_What is required_
Write out each entry word for word.

_Material shown_
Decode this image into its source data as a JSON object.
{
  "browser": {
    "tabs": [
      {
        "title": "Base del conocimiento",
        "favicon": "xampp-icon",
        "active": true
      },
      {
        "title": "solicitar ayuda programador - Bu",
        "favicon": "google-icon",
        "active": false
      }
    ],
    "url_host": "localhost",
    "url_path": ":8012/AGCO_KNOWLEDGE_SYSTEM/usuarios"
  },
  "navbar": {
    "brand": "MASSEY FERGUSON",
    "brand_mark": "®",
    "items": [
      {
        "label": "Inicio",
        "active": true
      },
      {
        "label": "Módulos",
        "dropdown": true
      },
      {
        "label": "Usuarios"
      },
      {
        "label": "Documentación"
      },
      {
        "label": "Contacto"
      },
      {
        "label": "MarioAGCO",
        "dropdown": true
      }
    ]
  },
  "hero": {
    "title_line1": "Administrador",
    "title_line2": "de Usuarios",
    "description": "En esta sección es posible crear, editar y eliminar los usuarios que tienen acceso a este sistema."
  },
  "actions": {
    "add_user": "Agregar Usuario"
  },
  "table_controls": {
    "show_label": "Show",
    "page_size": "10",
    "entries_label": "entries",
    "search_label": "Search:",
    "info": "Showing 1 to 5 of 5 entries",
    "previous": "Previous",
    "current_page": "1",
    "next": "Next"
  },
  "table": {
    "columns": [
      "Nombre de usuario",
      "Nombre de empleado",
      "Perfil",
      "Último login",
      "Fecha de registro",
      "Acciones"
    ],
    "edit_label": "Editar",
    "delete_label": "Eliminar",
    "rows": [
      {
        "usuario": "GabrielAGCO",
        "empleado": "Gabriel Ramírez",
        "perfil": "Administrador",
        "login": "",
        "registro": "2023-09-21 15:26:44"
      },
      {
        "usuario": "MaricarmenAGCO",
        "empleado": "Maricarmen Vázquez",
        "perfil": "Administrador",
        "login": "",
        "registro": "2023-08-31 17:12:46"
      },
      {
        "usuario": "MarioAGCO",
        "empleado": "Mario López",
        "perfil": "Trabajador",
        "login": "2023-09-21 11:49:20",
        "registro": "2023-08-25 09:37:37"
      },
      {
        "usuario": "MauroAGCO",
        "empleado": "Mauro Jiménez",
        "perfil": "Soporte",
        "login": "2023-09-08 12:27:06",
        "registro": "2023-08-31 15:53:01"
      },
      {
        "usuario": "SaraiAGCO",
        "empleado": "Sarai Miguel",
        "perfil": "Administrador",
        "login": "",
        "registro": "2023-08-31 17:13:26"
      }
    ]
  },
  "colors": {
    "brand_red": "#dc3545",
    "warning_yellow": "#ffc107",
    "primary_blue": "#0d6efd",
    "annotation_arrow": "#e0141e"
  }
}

_Exercise solution_
Decode this image into its source data as a JSON object.
{
  "browser": {
    "tabs": [
      {
        "title": "Base del conocimiento",
        "favicon": "xampp-icon",
        "active": true
      },
      {
        "title": "solicitar ayuda programador - Bu",
        "favicon": "google-icon",
        "active": false
      }
    ],
    "url_host": "localhost",
    "url_path": ":8012/AGCO_KNOWLEDGE_SYSTEM/usuarios"
  },
  "navbar": {
    "brand": "MASSEY FERGUSON",
    "brand_mark": "®",
    "items": [
      {
        "label": "Inicio",
        "active": true
      },
      {
        "label": "Módulos",
        "dropdown": true
      },
      {
        "label": "Usuarios"
      },
      {
        "label": "Documentación"
      },
      {
        "label": "Contacto"
      },
      {
        "label": "MarioAGCO",
        "dropdown": true
      }
    ]
  },
  "hero": {
    "title_line1": "Administrador",
    "title_line2": "de Usuarios",
    "description": "En esta sección es posible crear, editar y eliminar los usuarios que tienen acceso a este sistema."
  },
  "actions": {
    "add_user": "Agregar Usuario"
  },
  "table_controls": {
    "show_label": "Show",
    "page_size": "10",
    "entries_label": "entries",
    "search_label": "Search:",
    "info": "Showing 1 to 5 of 5 entries",
    "previous": "Previous",
    "current_page": "1",
    "next": "Next"
  },
  "table": {
    "columns": [
      "Nombre de usuario",
      "Nombre de empleado",
      "Perfil",
      "Último login",
      "Fecha de registro",
      "Acciones"
    ],
    "edit_label": "Editar",
    "delete_label": "Eliminar",
    "rows": [
      {
        "usuario": "GabrielAGCO",
        "empleado": "Gabriel Ramírez",
        "perfil": "Administrador",
        "login": "",
        "registro": "2023-09-21 15:26:44"
      },
      {
        "usuario": "MaricarmenAGCO",
        "empleado": "Maricarmen Vázquez",
        "perfil": "Administrador",
        "login": "",
        "registro": "2023-08-31 17:12:46"
      },
      {
        "usuario": "MarioAGCO",
        "empleado": "Mario López",
        "perfil": "Trabajador",
        "login": "2023-09-21 11:49:20",
        "registro": "2023-08-25 09:37:37"
      },
      {
        "usuario": "MauroAGCO",
        "empleado": "Mauro Jiménez",
        "perfil": "Soporte",
        "login": "2023-09-08 12:27:06",
        "registro": "2023-08-31 15:53:01"
      },
      {
        "usuario": "SaraiAGCO",
        "empleado": "Sarai Miguel",
        "perfil": "Administrador",
        "login": "",
        "registro": "2023-08-31 17:13:26"
      }
    ]
  },
  "colors": {
    "brand_red": "#dc3545",
    "warning_yellow": "#ffc107",
    "primary_blue": "#0d6efd",
    "annotation_arrow": "#e0141e"
  }
}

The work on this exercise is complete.